_TASK TO CARRY OUT_
Set down the entries below exactly; drop the pictures.

Dataset rows for apps and sites

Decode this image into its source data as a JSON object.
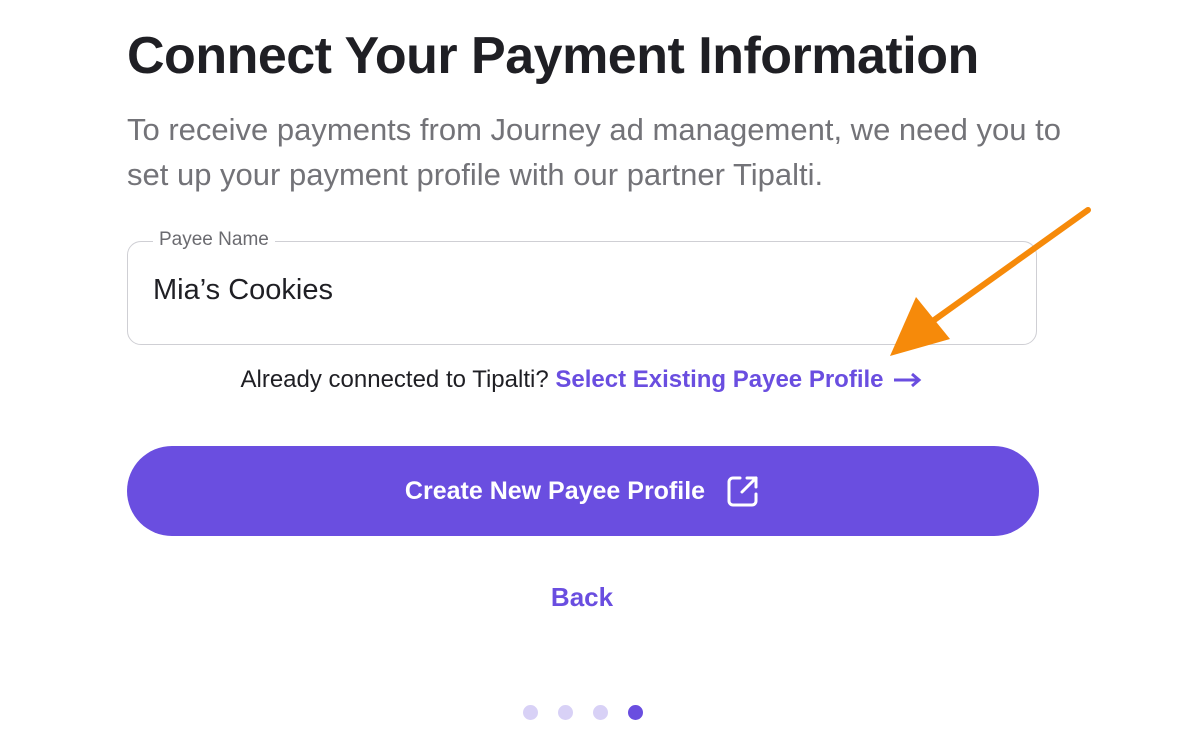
{
  "header": {
    "title": "Connect Your Payment Information",
    "subtitle": "To receive payments from Journey ad management, we need you to set up your payment profile with our partner Tipalti."
  },
  "payee_field": {
    "label": "Payee Name",
    "value": "Mia’s Cookies"
  },
  "existing": {
    "prompt": "Already connected to Tipalti?",
    "link_label": "Select Existing Payee Profile",
    "icon": "arrow-right-icon"
  },
  "create_button": {
    "label": "Create New Payee Profile",
    "icon": "external-link-icon"
  },
  "back_label": "Back",
  "stepper": {
    "total_steps": 4,
    "current_step": 4
  },
  "annotation": {
    "icon": "annotation-arrow-icon",
    "color": "#f68a0a"
  },
  "colors": {
    "accent": "#6a4ee0",
    "inactive_dot": "#d8d1f6"
  }
}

_YOUR SOLUTION_
Decode this image into its source data as a JSON object.
{
  "header": {
    "title": "Connect Your Payment Information",
    "subtitle": "To receive payments from Journey ad management, we need you to set up your payment profile with our partner Tipalti."
  },
  "payee_field": {
    "label": "Payee Name",
    "value": "Mia’s Cookies"
  },
  "existing": {
    "prompt": "Already connected to Tipalti?",
    "link_label": "Select Existing Payee Profile",
    "icon": "arrow-right-icon"
  },
  "create_button": {
    "label": "Create New Payee Profile",
    "icon": "external-link-icon"
  },
  "back_label": "Back",
  "stepper": {
    "total_steps": 4,
    "current_step": 4
  },
  "annotation": {
    "icon": "annotation-arrow-icon",
    "color": "#f68a0a"
  },
  "colors": {
    "accent": "#6a4ee0",
    "inactive_dot": "#d8d1f6"
  }
}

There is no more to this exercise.